**Task prompt**
Word for word, repeat the records, leaving every picture behind.

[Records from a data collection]
━━━━━━━━━━━━━━━━━━━━
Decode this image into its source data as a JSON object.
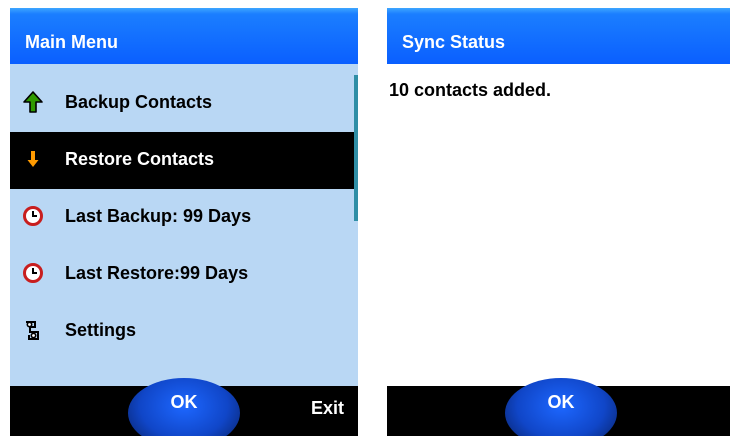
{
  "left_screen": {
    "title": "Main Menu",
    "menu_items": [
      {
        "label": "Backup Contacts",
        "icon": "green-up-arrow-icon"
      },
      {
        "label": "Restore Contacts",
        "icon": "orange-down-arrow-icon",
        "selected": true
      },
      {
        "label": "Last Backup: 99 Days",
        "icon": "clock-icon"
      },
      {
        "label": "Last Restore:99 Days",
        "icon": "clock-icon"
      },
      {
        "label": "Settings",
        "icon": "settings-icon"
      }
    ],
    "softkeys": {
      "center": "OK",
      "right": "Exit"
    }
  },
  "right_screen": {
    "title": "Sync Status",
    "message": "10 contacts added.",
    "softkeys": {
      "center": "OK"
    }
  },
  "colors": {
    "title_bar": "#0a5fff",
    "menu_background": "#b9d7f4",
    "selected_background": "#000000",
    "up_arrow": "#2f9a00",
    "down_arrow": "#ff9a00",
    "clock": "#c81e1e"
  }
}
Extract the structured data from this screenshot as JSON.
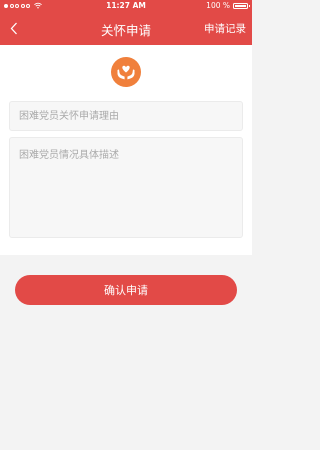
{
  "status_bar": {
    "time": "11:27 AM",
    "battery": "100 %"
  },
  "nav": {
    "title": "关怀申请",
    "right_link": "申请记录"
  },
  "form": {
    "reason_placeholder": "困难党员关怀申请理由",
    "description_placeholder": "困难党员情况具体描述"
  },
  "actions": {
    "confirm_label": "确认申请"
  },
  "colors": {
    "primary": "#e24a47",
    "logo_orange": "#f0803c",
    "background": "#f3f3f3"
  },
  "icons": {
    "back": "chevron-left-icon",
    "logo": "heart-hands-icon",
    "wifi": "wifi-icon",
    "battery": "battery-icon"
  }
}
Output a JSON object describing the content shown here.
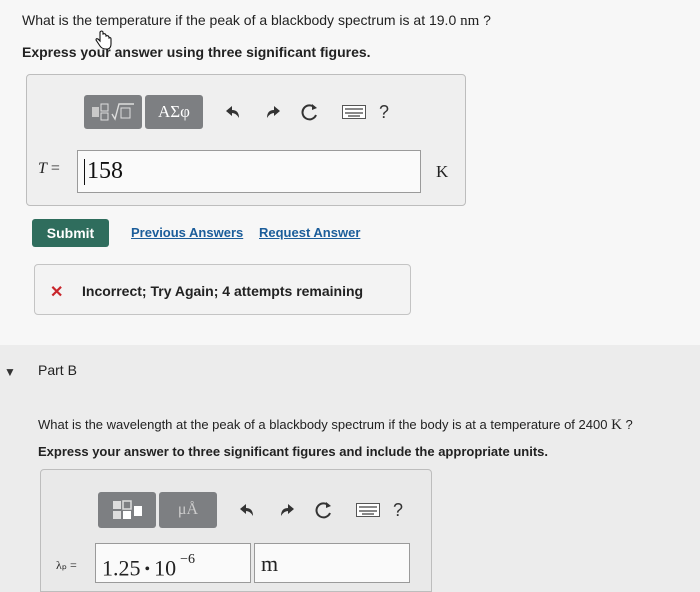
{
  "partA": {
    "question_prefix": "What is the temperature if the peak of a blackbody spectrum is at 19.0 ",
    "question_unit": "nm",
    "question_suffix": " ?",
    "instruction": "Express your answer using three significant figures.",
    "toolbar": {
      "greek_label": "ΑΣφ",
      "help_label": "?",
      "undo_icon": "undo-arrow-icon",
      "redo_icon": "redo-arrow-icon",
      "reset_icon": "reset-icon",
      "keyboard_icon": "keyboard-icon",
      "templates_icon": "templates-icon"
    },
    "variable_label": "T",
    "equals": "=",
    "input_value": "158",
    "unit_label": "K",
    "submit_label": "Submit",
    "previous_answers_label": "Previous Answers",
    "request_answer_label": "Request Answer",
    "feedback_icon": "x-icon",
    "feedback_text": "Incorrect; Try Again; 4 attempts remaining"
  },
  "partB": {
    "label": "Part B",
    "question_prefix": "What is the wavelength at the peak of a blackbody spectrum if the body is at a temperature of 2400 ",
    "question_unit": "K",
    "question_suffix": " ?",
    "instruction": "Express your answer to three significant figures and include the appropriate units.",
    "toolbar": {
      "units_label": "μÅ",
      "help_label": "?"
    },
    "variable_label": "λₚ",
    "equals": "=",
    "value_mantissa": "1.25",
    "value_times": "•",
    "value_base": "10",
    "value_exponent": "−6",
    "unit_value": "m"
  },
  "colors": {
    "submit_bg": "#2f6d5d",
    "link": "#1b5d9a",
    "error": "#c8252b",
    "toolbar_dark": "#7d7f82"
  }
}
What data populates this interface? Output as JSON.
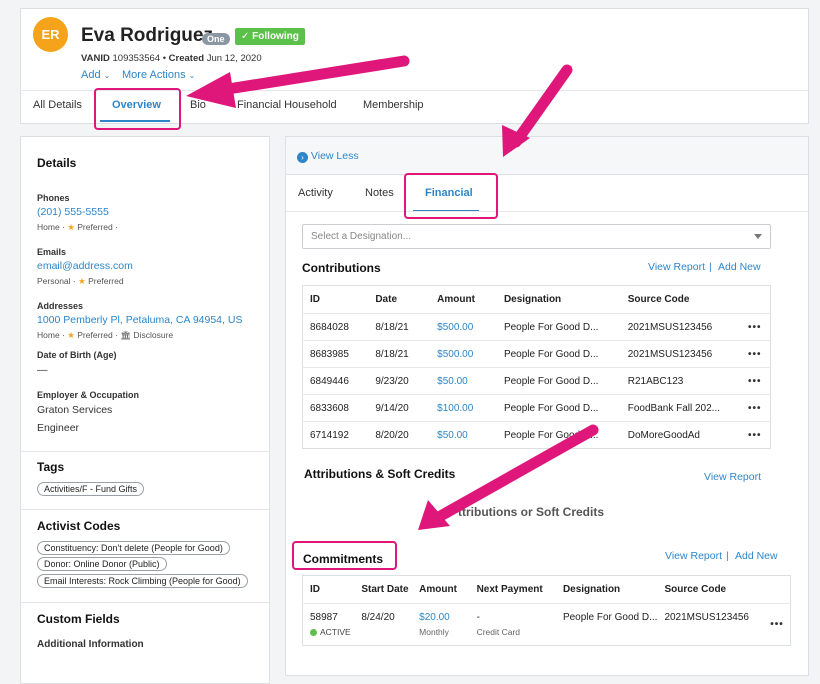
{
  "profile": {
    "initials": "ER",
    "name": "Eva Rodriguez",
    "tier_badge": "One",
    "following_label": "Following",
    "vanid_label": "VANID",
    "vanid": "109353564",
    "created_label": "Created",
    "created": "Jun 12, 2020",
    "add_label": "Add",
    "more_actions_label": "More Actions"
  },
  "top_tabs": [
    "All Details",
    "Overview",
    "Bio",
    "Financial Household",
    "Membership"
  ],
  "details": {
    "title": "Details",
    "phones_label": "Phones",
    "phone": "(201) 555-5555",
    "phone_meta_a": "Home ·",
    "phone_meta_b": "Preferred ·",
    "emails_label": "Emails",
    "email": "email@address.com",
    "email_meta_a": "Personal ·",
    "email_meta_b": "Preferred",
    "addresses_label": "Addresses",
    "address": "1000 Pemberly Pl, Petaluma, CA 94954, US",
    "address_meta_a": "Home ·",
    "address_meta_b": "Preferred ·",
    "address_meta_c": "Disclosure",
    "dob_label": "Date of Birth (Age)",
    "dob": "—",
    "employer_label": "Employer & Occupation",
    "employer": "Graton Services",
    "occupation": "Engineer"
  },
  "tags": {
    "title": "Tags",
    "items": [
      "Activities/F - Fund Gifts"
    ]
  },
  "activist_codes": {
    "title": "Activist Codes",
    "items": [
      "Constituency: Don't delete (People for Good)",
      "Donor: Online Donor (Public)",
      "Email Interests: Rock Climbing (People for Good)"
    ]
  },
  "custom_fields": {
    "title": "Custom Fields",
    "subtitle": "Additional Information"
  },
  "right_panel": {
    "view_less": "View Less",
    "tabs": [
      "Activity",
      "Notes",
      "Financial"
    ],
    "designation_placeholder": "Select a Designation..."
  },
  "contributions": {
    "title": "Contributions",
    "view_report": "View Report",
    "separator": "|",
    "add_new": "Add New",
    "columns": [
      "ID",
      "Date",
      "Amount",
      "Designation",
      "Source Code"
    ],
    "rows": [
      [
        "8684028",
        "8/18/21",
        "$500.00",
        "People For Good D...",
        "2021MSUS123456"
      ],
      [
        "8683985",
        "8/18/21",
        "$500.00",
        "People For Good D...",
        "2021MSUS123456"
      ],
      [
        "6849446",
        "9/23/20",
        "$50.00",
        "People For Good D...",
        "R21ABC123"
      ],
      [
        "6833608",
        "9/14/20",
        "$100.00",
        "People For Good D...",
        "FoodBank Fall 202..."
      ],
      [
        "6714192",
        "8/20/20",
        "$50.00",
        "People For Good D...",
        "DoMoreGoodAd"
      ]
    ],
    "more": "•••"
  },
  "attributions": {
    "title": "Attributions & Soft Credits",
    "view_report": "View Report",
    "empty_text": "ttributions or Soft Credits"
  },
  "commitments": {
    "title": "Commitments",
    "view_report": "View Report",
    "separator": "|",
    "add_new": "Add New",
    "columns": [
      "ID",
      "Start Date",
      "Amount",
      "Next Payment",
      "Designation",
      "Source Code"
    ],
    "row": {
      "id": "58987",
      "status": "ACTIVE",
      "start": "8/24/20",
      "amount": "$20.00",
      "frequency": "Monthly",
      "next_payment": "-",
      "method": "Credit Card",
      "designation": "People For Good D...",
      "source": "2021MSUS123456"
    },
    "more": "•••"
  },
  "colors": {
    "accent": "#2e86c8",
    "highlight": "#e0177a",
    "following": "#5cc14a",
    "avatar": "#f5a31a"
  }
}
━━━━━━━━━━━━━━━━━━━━
**Response area**
Decode this image into its source data as a JSON object.
{
  "left_screen": {
    "title": "Main Menu",
    "menu_items": [
      {
        "label": "Backup Contacts",
        "icon": "green-up-arrow-icon"
      },
      {
        "label": "Restore Contacts",
        "icon": "orange-down-arrow-icon",
        "selected": true
      },
      {
        "label": "Last Backup: 99 Days",
        "icon": "clock-icon"
      },
      {
        "label": "Last Restore:99 Days",
        "icon": "clock-icon"
      },
      {
        "label": "Settings",
        "icon": "settings-icon"
      }
    ],
    "softkeys": {
      "center": "OK",
      "right": "Exit"
    }
  },
  "right_screen": {
    "title": "Sync Status",
    "message": "10 contacts added.",
    "softkeys": {
      "center": "OK"
    }
  },
  "colors": {
    "title_bar": "#0a5fff",
    "menu_background": "#b9d7f4",
    "selected_background": "#000000",
    "up_arrow": "#2f9a00",
    "down_arrow": "#ff9a00",
    "clock": "#c81e1e"
  }
}
Extract the structured data from this screenshot as JSON.
{
  "status_bar": {
    "time": "11:27 AM",
    "battery": "100 %"
  },
  "nav": {
    "title": "关怀申请",
    "right_link": "申请记录"
  },
  "form": {
    "reason_placeholder": "困难党员关怀申请理由",
    "description_placeholder": "困难党员情况具体描述"
  },
  "actions": {
    "confirm_label": "确认申请"
  },
  "colors": {
    "primary": "#e24a47",
    "logo_orange": "#f0803c",
    "background": "#f3f3f3"
  },
  "icons": {
    "back": "chevron-left-icon",
    "logo": "heart-hands-icon",
    "wifi": "wifi-icon",
    "battery": "battery-icon"
  }
}
Output a JSON object describing the content shown here.
{
  "partA": {
    "question_prefix": "What is the temperature if the peak of a blackbody spectrum is at 19.0 ",
    "question_unit": "nm",
    "question_suffix": " ?",
    "instruction": "Express your answer using three significant figures.",
    "toolbar": {
      "greek_label": "ΑΣφ",
      "help_label": "?",
      "undo_icon": "undo-arrow-icon",
      "redo_icon": "redo-arrow-icon",
      "reset_icon": "reset-icon",
      "keyboard_icon": "keyboard-icon",
      "templates_icon": "templates-icon"
    },
    "variable_label": "T",
    "equals": "=",
    "input_value": "158",
    "unit_label": "K",
    "submit_label": "Submit",
    "previous_answers_label": "Previous Answers",
    "request_answer_label": "Request Answer",
    "feedback_icon": "x-icon",
    "feedback_text": "Incorrect; Try Again; 4 attempts remaining"
  },
  "partB": {
    "label": "Part B",
    "question_prefix": "What is the wavelength at the peak of a blackbody spectrum if the body is at a temperature of 2400 ",
    "question_unit": "K",
    "question_suffix": " ?",
    "instruction": "Express your answer to three significant figures and include the appropriate units.",
    "toolbar": {
      "units_label": "μÅ",
      "help_label": "?"
    },
    "variable_label": "λₚ",
    "equals": "=",
    "value_mantissa": "1.25",
    "value_times": "•",
    "value_base": "10",
    "value_exponent": "−6",
    "unit_value": "m"
  },
  "colors": {
    "submit_bg": "#2f6d5d",
    "link": "#1b5d9a",
    "error": "#c8252b",
    "toolbar_dark": "#7d7f82"
  }
}
What data populates this interface? Output as JSON.
{
  "profile": {
    "initials": "ER",
    "name": "Eva Rodriguez",
    "tier_badge": "One",
    "following_label": "Following",
    "vanid_label": "VANID",
    "vanid": "109353564",
    "created_label": "Created",
    "created": "Jun 12, 2020",
    "add_label": "Add",
    "more_actions_label": "More Actions"
  },
  "top_tabs": [
    "All Details",
    "Overview",
    "Bio",
    "Financial Household",
    "Membership"
  ],
  "details": {
    "title": "Details",
    "phones_label": "Phones",
    "phone": "(201) 555-5555",
    "phone_meta_a": "Home ·",
    "phone_meta_b": "Preferred ·",
    "emails_label": "Emails",
    "email": "email@address.com",
    "email_meta_a": "Personal ·",
    "email_meta_b": "Preferred",
    "addresses_label": "Addresses",
    "address": "1000 Pemberly Pl, Petaluma, CA 94954, US",
    "address_meta_a": "Home ·",
    "address_meta_b": "Preferred ·",
    "address_meta_c": "Disclosure",
    "dob_label": "Date of Birth (Age)",
    "dob": "—",
    "employer_label": "Employer & Occupation",
    "employer": "Graton Services",
    "occupation": "Engineer"
  },
  "tags": {
    "title": "Tags",
    "items": [
      "Activities/F - Fund Gifts"
    ]
  },
  "activist_codes": {
    "title": "Activist Codes",
    "items": [
      "Constituency: Don't delete (People for Good)",
      "Donor: Online Donor (Public)",
      "Email Interests: Rock Climbing (People for Good)"
    ]
  },
  "custom_fields": {
    "title": "Custom Fields",
    "subtitle": "Additional Information"
  },
  "right_panel": {
    "view_less": "View Less",
    "tabs": [
      "Activity",
      "Notes",
      "Financial"
    ],
    "designation_placeholder": "Select a Designation..."
  },
  "contributions": {
    "title": "Contributions",
    "view_report": "View Report",
    "separator": "|",
    "add_new": "Add New",
    "columns": [
      "ID",
      "Date",
      "Amount",
      "Designation",
      "Source Code"
    ],
    "rows": [
      [
        "8684028",
        "8/18/21",
        "$500.00",
        "People For Good D...",
        "2021MSUS123456"
      ],
      [
        "8683985",
        "8/18/21",
        "$500.00",
        "People For Good D...",
        "2021MSUS123456"
      ],
      [
        "6849446",
        "9/23/20",
        "$50.00",
        "People For Good D...",
        "R21ABC123"
      ],
      [
        "6833608",
        "9/14/20",
        "$100.00",
        "People For Good D...",
        "FoodBank Fall 202..."
      ],
      [
        "6714192",
        "8/20/20",
        "$50.00",
        "People For Good D...",
        "DoMoreGoodAd"
      ]
    ],
    "more": "•••"
  },
  "attributions": {
    "title": "Attributions & Soft Credits",
    "view_report": "View Report",
    "empty_text": "ttributions or Soft Credits"
  },
  "commitments": {
    "title": "Commitments",
    "view_report": "View Report",
    "separator": "|",
    "add_new": "Add New",
    "columns": [
      "ID",
      "Start Date",
      "Amount",
      "Next Payment",
      "Designation",
      "Source Code"
    ],
    "row": {
      "id": "58987",
      "status": "ACTIVE",
      "start": "8/24/20",
      "amount": "$20.00",
      "frequency": "Monthly",
      "next_payment": "-",
      "method": "Credit Card",
      "designation": "People For Good D...",
      "source": "2021MSUS123456"
    },
    "more": "•••"
  },
  "colors": {
    "accent": "#2e86c8",
    "highlight": "#e0177a",
    "following": "#5cc14a",
    "avatar": "#f5a31a"
  }
}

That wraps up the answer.